The question lingered for nearly the entire set: When would Baauer drop "Harlem Shake," his syrupy instrumental dance track that spawned a viral craze?
Would he do it early to get it out of the way, as Gotye did when he played "Somebody That I Used to Know" this time last year? Would he pull an MGMT, which memorably ignored its anthem "Time to Pretend" in 2008? Baauer's ubiquitous jam had to come -- didn't it?
For 55 intense minutes the New York producer teased the audience, working to deliver proof that he's not a one-hit wonder, but a production force working to bring the hot subgenre of trap rap to the masses. He did it with lots of bass, some choice samples -- Chief Keef, Outkast ("Bombs over Baghdad"), Jay-Z and Lil Wayne, and the crowd lapped up each quote. All the while he tried to keep his baseball cap on, but his heave-ho rhythms propelled his noggin like a metalhead working a riff, and the hat came off. He wiped his head with a towel, covered his face with it and banged some more.
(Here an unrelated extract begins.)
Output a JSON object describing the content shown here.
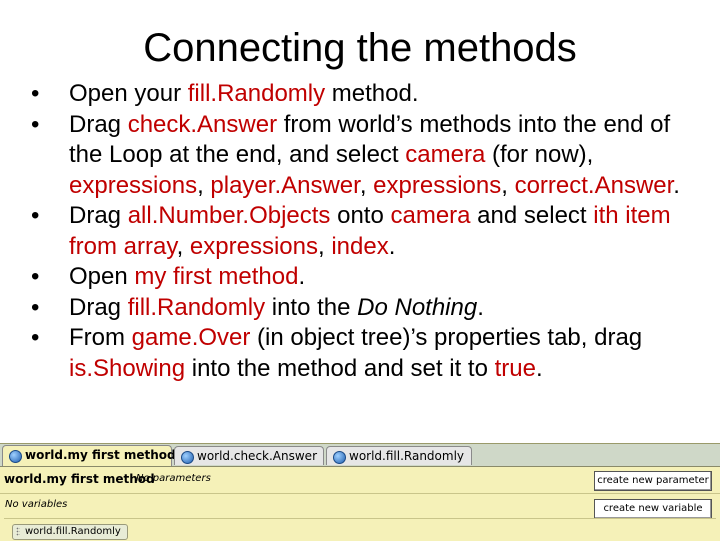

And then the beat stopped, and Baauer vanished. He didn't even say goodbye as the crowd, a little stumped, started mumbling. Then a chant sprouted -- "Harlem Shake! Harlem Shake!" -- as various inflatable creatures started bouncing among the dancers. Two painted pigeon signs were particularly giddy.